Dataset records:
--

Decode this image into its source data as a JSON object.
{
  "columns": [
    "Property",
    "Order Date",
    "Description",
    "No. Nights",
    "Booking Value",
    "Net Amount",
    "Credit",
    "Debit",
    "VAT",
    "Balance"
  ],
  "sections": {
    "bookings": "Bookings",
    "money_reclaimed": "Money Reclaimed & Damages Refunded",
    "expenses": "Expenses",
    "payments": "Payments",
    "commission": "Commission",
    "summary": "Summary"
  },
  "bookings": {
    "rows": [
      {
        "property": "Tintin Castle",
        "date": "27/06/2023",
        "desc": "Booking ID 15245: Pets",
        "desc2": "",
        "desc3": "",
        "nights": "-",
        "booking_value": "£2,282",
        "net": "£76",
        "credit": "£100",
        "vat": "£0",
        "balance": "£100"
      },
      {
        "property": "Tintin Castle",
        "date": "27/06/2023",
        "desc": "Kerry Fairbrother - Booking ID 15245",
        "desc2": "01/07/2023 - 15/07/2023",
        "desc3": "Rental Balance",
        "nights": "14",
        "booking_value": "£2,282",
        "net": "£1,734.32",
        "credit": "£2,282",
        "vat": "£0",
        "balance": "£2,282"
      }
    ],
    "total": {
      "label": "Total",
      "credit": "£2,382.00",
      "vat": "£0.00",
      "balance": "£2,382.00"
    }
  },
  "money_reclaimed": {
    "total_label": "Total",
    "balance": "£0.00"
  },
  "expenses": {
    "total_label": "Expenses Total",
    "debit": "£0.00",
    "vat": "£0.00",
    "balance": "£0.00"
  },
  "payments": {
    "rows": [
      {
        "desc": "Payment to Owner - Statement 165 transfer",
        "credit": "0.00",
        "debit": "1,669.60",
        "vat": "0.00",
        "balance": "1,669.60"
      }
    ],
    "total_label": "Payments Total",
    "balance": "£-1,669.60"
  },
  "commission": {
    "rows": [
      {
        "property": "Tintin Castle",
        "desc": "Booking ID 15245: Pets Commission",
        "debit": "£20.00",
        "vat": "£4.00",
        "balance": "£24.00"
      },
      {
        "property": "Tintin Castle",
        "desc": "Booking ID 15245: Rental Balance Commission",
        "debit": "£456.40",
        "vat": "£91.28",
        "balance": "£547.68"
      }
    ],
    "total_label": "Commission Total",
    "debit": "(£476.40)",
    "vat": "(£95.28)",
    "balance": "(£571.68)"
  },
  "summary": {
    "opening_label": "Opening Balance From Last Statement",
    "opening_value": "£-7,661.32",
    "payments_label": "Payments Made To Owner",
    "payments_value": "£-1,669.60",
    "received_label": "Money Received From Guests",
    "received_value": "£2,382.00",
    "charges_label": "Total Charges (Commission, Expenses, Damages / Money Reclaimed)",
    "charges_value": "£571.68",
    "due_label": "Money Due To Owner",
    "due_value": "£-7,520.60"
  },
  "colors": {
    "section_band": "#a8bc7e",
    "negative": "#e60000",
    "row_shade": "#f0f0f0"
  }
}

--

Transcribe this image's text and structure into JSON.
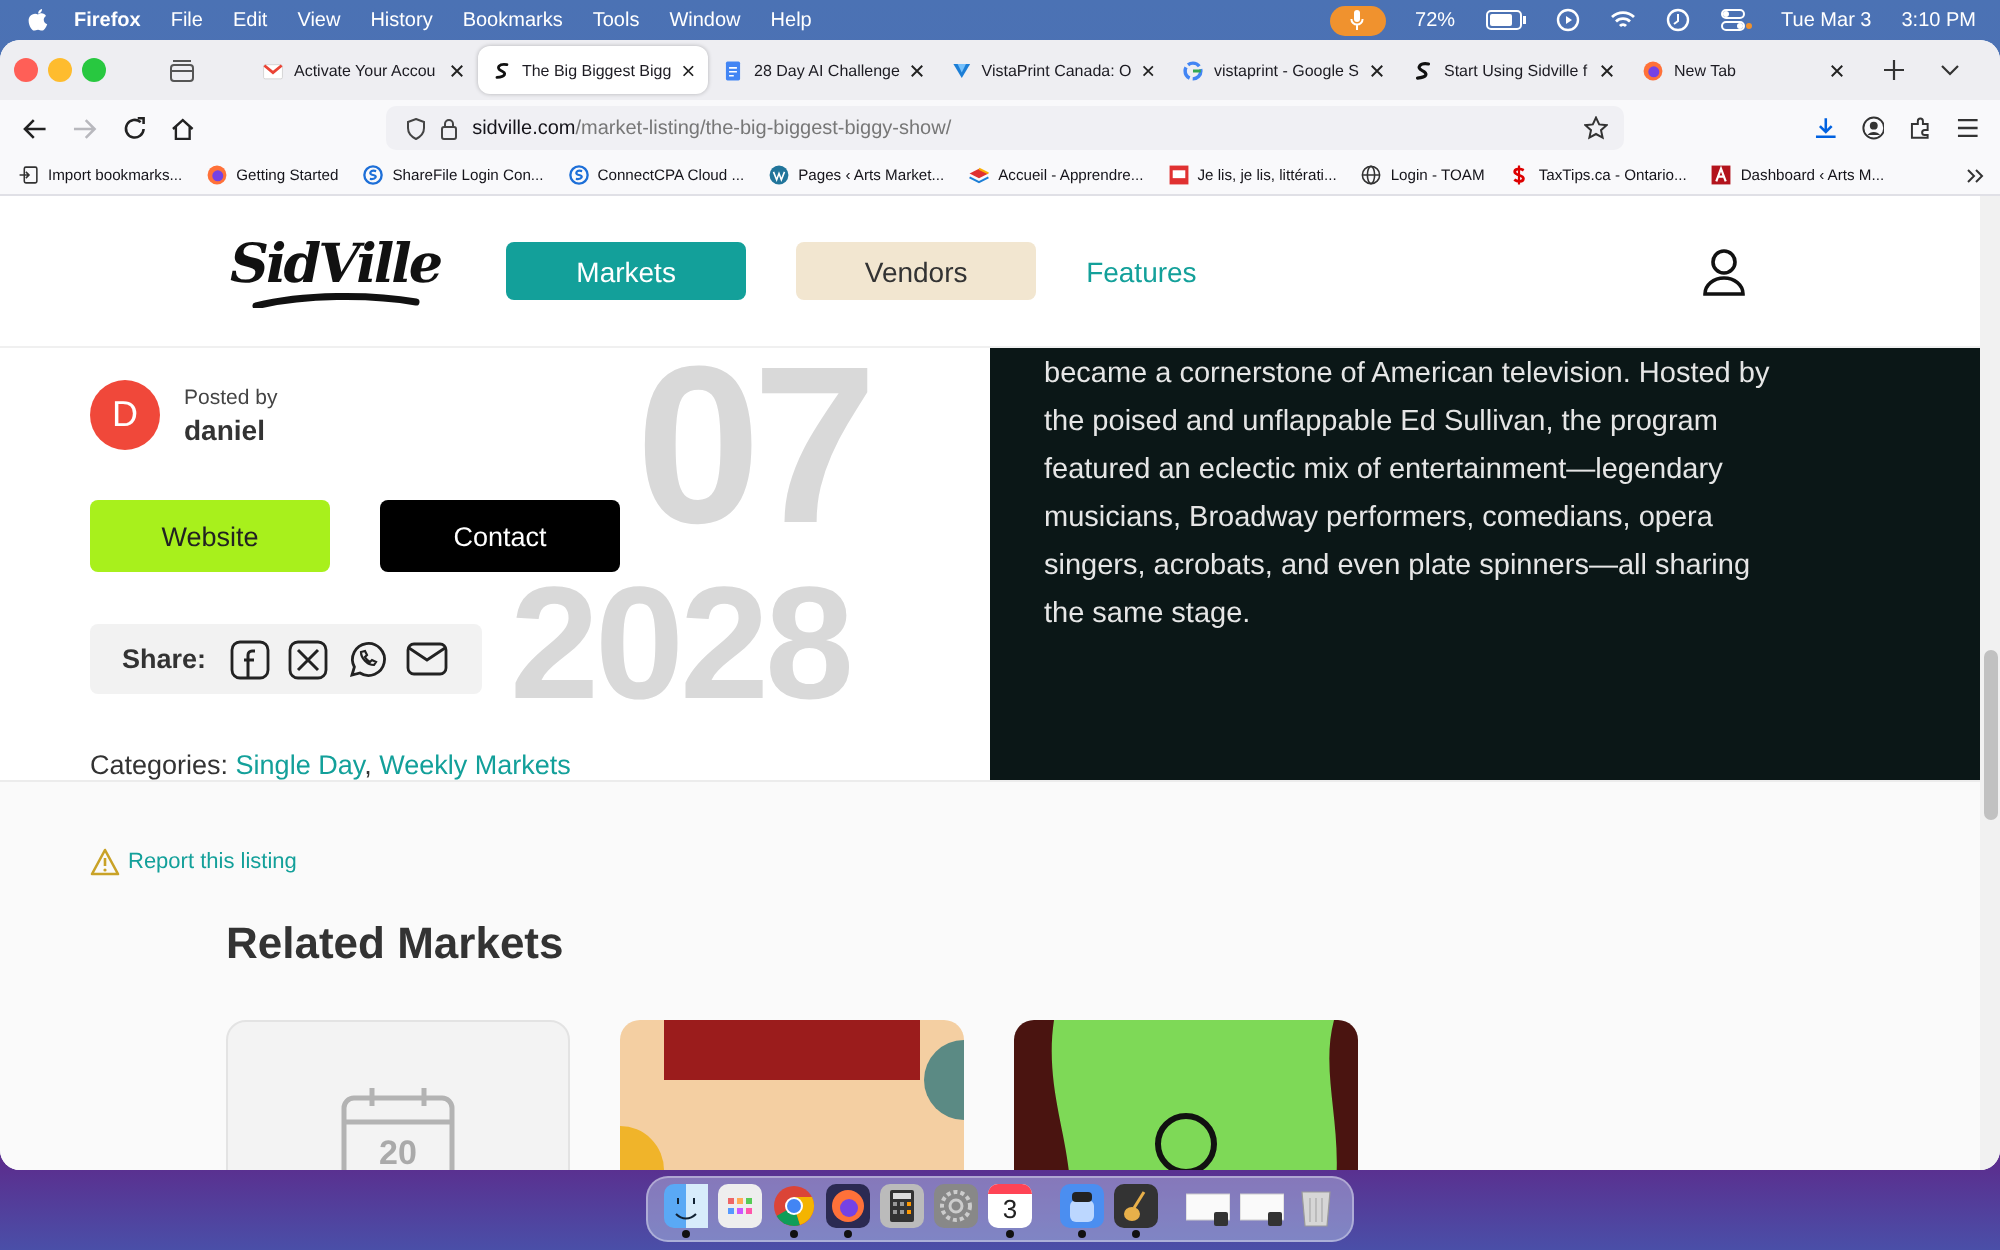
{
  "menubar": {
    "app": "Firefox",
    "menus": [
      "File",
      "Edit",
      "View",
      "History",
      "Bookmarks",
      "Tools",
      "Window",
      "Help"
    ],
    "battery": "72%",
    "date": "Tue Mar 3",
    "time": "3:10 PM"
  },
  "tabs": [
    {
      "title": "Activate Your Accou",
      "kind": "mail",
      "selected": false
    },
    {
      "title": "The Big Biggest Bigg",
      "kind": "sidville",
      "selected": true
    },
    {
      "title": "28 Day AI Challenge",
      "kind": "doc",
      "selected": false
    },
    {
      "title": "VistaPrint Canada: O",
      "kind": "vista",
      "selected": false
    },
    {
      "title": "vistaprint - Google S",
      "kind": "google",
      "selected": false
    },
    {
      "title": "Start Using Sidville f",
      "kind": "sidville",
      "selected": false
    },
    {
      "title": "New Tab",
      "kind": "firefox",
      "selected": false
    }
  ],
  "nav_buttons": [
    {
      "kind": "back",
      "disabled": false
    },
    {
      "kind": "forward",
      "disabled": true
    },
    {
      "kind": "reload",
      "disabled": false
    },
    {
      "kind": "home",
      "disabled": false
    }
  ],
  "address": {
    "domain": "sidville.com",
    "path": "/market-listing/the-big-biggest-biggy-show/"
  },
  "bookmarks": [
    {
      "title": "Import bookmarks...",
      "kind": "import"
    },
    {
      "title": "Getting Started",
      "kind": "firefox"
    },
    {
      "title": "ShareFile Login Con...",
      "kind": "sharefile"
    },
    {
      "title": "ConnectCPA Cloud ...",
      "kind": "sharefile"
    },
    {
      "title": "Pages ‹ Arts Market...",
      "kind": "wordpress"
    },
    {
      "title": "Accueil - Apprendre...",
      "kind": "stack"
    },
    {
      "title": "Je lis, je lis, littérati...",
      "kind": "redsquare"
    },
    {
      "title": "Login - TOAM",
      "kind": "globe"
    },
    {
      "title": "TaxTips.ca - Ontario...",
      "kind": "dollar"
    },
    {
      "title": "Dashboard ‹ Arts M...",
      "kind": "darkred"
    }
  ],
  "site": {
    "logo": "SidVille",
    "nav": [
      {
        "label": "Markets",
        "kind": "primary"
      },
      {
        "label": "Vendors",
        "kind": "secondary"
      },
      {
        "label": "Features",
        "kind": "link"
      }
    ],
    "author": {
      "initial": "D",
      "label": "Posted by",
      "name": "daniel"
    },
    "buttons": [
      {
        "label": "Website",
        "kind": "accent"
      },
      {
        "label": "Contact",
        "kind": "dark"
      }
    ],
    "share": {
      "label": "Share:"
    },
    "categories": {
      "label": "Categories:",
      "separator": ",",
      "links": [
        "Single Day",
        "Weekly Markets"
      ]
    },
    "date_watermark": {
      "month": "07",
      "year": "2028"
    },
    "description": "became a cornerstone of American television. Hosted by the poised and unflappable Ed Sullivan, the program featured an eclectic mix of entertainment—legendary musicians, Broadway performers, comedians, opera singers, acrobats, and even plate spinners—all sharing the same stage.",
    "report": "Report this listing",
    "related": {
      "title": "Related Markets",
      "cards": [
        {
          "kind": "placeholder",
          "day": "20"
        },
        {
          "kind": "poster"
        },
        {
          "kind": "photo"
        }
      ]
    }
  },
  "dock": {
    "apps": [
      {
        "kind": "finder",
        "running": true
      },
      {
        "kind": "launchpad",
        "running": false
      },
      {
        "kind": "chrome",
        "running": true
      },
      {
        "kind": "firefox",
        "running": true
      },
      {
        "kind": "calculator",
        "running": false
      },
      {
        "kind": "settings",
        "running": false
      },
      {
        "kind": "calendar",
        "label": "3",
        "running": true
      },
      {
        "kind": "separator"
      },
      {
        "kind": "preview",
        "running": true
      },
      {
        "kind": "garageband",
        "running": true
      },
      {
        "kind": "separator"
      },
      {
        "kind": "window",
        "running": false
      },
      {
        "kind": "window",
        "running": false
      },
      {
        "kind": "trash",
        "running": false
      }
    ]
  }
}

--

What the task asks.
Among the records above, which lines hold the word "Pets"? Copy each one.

Solution for this task.
        "desc": "Booking ID 15245: Pets",
        "desc": "Booking ID 15245: Pets Commission",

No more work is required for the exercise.